**Exercise details:** Retype the entries exactly, keeping every line intact.

======== Raw data ========

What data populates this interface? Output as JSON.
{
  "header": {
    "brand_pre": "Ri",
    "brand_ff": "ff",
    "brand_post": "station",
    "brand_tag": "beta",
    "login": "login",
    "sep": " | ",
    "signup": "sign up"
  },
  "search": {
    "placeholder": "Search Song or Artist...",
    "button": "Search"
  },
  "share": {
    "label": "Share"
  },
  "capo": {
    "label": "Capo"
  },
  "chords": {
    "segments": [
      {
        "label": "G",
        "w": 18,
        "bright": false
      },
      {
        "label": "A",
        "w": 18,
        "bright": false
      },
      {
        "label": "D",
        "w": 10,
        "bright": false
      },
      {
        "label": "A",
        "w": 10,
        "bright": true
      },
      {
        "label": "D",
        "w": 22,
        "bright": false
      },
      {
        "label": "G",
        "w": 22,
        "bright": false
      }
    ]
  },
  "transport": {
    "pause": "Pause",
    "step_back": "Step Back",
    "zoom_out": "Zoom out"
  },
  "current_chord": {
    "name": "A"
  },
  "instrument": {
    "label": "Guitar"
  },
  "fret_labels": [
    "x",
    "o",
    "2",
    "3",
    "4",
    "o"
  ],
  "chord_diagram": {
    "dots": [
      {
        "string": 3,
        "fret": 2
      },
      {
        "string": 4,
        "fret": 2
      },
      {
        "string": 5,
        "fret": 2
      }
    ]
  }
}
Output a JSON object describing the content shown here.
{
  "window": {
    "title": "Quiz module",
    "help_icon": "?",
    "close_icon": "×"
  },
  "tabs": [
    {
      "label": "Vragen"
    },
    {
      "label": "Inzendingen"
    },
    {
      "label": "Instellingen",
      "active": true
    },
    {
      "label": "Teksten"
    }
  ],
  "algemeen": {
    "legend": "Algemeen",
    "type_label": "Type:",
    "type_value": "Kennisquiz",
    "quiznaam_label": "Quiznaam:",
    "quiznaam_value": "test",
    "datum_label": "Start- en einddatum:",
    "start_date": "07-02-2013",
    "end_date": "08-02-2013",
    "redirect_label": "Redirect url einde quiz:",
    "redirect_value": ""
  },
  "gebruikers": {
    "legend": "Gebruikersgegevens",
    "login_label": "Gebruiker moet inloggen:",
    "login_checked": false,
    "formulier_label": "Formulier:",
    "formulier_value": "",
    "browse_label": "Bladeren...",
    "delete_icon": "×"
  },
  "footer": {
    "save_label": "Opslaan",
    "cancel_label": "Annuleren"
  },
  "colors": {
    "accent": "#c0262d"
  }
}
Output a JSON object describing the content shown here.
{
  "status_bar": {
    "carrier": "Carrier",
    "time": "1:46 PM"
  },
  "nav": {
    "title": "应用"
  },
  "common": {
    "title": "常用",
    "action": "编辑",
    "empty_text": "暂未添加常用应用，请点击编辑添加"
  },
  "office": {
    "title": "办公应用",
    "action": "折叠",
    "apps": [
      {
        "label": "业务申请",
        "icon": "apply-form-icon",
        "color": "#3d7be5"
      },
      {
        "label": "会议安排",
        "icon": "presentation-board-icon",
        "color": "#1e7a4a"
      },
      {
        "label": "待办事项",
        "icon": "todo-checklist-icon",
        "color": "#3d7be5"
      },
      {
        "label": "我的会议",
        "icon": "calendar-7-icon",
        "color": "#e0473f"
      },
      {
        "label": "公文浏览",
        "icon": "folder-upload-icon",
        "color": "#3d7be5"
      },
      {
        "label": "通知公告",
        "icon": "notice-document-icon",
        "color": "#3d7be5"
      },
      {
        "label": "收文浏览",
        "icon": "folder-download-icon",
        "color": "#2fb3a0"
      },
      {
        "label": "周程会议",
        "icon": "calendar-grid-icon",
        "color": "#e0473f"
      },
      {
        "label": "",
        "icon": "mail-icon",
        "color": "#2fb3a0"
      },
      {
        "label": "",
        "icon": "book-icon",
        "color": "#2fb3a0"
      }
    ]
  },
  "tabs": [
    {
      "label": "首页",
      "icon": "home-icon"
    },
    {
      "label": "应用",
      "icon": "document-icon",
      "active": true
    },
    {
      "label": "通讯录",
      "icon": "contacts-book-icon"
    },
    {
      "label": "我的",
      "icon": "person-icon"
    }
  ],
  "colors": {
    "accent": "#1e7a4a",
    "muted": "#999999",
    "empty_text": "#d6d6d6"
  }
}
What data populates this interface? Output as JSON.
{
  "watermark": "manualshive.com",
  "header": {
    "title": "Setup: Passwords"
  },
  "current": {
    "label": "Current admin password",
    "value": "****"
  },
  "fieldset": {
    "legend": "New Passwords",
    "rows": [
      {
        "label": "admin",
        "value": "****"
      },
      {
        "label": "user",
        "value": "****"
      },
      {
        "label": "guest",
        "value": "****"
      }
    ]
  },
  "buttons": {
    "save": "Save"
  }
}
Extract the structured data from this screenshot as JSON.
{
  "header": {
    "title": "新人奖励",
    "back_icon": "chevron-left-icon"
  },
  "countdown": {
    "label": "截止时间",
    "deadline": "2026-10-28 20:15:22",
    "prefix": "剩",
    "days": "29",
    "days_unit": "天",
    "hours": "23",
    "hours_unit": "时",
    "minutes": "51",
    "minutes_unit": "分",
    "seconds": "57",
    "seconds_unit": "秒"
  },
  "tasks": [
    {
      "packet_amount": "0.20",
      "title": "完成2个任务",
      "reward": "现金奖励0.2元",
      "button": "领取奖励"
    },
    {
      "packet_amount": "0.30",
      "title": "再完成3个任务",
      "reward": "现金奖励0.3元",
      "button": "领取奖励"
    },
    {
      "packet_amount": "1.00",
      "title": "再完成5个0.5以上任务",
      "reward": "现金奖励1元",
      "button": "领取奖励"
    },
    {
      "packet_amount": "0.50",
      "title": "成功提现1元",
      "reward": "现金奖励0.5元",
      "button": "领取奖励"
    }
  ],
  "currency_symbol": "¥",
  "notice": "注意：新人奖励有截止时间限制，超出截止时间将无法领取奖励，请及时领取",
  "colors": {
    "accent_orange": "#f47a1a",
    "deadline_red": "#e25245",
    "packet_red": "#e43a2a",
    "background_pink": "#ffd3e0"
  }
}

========

**Result:**
What data populates this interface? Output as JSON.
{
  "header": {
    "brand_pre": "Ri",
    "brand_ff": "ff",
    "brand_post": "station",
    "brand_tag": "beta",
    "login": "login",
    "sep": " | ",
    "signup": "sign up"
  },
  "search": {
    "placeholder": "Search Song or Artist...",
    "button": "Search"
  },
  "share": {
    "label": "Share"
  },
  "capo": {
    "label": "Capo"
  },
  "chords": {
    "segments": [
      {
        "label": "G",
        "w": 18,
        "bright": false
      },
      {
        "label": "A",
        "w": 18,
        "bright": false
      },
      {
        "label": "D",
        "w": 10,
        "bright": false
      },
      {
        "label": "A",
        "w": 10,
        "bright": true
      },
      {
        "label": "D",
        "w": 22,
        "bright": false
      },
      {
        "label": "G",
        "w": 22,
        "bright": false
      }
    ]
  },
  "transport": {
    "pause": "Pause",
    "step_back": "Step Back",
    "zoom_out": "Zoom out"
  },
  "current_chord": {
    "name": "A"
  },
  "instrument": {
    "label": "Guitar"
  },
  "fret_labels": [
    "x",
    "o",
    "2",
    "3",
    "4",
    "o"
  ],
  "chord_diagram": {
    "dots": [
      {
        "string": 3,
        "fret": 2
      },
      {
        "string": 4,
        "fret": 2
      },
      {
        "string": 5,
        "fret": 2
      }
    ]
  }
}
Output a JSON object describing the content shown here.
{
  "window": {
    "title": "Quiz module",
    "help_icon": "?",
    "close_icon": "×"
  },
  "tabs": [
    {
      "label": "Vragen"
    },
    {
      "label": "Inzendingen"
    },
    {
      "label": "Instellingen",
      "active": true
    },
    {
      "label": "Teksten"
    }
  ],
  "algemeen": {
    "legend": "Algemeen",
    "type_label": "Type:",
    "type_value": "Kennisquiz",
    "quiznaam_label": "Quiznaam:",
    "quiznaam_value": "test",
    "datum_label": "Start- en einddatum:",
    "start_date": "07-02-2013",
    "end_date": "08-02-2013",
    "redirect_label": "Redirect url einde quiz:",
    "redirect_value": ""
  },
  "gebruikers": {
    "legend": "Gebruikersgegevens",
    "login_label": "Gebruiker moet inloggen:",
    "login_checked": false,
    "formulier_label": "Formulier:",
    "formulier_value": "",
    "browse_label": "Bladeren...",
    "delete_icon": "×"
  },
  "footer": {
    "save_label": "Opslaan",
    "cancel_label": "Annuleren"
  },
  "colors": {
    "accent": "#c0262d"
  }
}
Output a JSON object describing the content shown here.
{
  "status_bar": {
    "carrier": "Carrier",
    "time": "1:46 PM"
  },
  "nav": {
    "title": "应用"
  },
  "common": {
    "title": "常用",
    "action": "编辑",
    "empty_text": "暂未添加常用应用，请点击编辑添加"
  },
  "office": {
    "title": "办公应用",
    "action": "折叠",
    "apps": [
      {
        "label": "业务申请",
        "icon": "apply-form-icon",
        "color": "#3d7be5"
      },
      {
        "label": "会议安排",
        "icon": "presentation-board-icon",
        "color": "#1e7a4a"
      },
      {
        "label": "待办事项",
        "icon": "todo-checklist-icon",
        "color": "#3d7be5"
      },
      {
        "label": "我的会议",
        "icon": "calendar-7-icon",
        "color": "#e0473f"
      },
      {
        "label": "公文浏览",
        "icon": "folder-upload-icon",
        "color": "#3d7be5"
      },
      {
        "label": "通知公告",
        "icon": "notice-document-icon",
        "color": "#3d7be5"
      },
      {
        "label": "收文浏览",
        "icon": "folder-download-icon",
        "color": "#2fb3a0"
      },
      {
        "label": "周程会议",
        "icon": "calendar-grid-icon",
        "color": "#e0473f"
      },
      {
        "label": "",
        "icon": "mail-icon",
        "color": "#2fb3a0"
      },
      {
        "label": "",
        "icon": "book-icon",
        "color": "#2fb3a0"
      }
    ]
  },
  "tabs": [
    {
      "label": "首页",
      "icon": "home-icon"
    },
    {
      "label": "应用",
      "icon": "document-icon",
      "active": true
    },
    {
      "label": "通讯录",
      "icon": "contacts-book-icon"
    },
    {
      "label": "我的",
      "icon": "person-icon"
    }
  ],
  "colors": {
    "accent": "#1e7a4a",
    "muted": "#999999",
    "empty_text": "#d6d6d6"
  }
}
What data populates this interface? Output as JSON.
{
  "watermark": "manualshive.com",
  "header": {
    "title": "Setup: Passwords"
  },
  "current": {
    "label": "Current admin password",
    "value": "****"
  },
  "fieldset": {
    "legend": "New Passwords",
    "rows": [
      {
        "label": "admin",
        "value": "****"
      },
      {
        "label": "user",
        "value": "****"
      },
      {
        "label": "guest",
        "value": "****"
      }
    ]
  },
  "buttons": {
    "save": "Save"
  }
}
Extract the structured data from this screenshot as JSON.
{
  "header": {
    "title": "新人奖励",
    "back_icon": "chevron-left-icon"
  },
  "countdown": {
    "label": "截止时间",
    "deadline": "2026-10-28 20:15:22",
    "prefix": "剩",
    "days": "29",
    "days_unit": "天",
    "hours": "23",
    "hours_unit": "时",
    "minutes": "51",
    "minutes_unit": "分",
    "seconds": "57",
    "seconds_unit": "秒"
  },
  "tasks": [
    {
      "packet_amount": "0.20",
      "title": "完成2个任务",
      "reward": "现金奖励0.2元",
      "button": "领取奖励"
    },
    {
      "packet_amount": "0.30",
      "title": "再完成3个任务",
      "reward": "现金奖励0.3元",
      "button": "领取奖励"
    },
    {
      "packet_amount": "1.00",
      "title": "再完成5个0.5以上任务",
      "reward": "现金奖励1元",
      "button": "领取奖励"
    },
    {
      "packet_amount": "0.50",
      "title": "成功提现1元",
      "reward": "现金奖励0.5元",
      "button": "领取奖励"
    }
  ],
  "currency_symbol": "¥",
  "notice": "注意：新人奖励有截止时间限制，超出截止时间将无法领取奖励，请及时领取",
  "colors": {
    "accent_orange": "#f47a1a",
    "deadline_red": "#e25245",
    "packet_red": "#e43a2a",
    "background_pink": "#ffd3e0"
  }
}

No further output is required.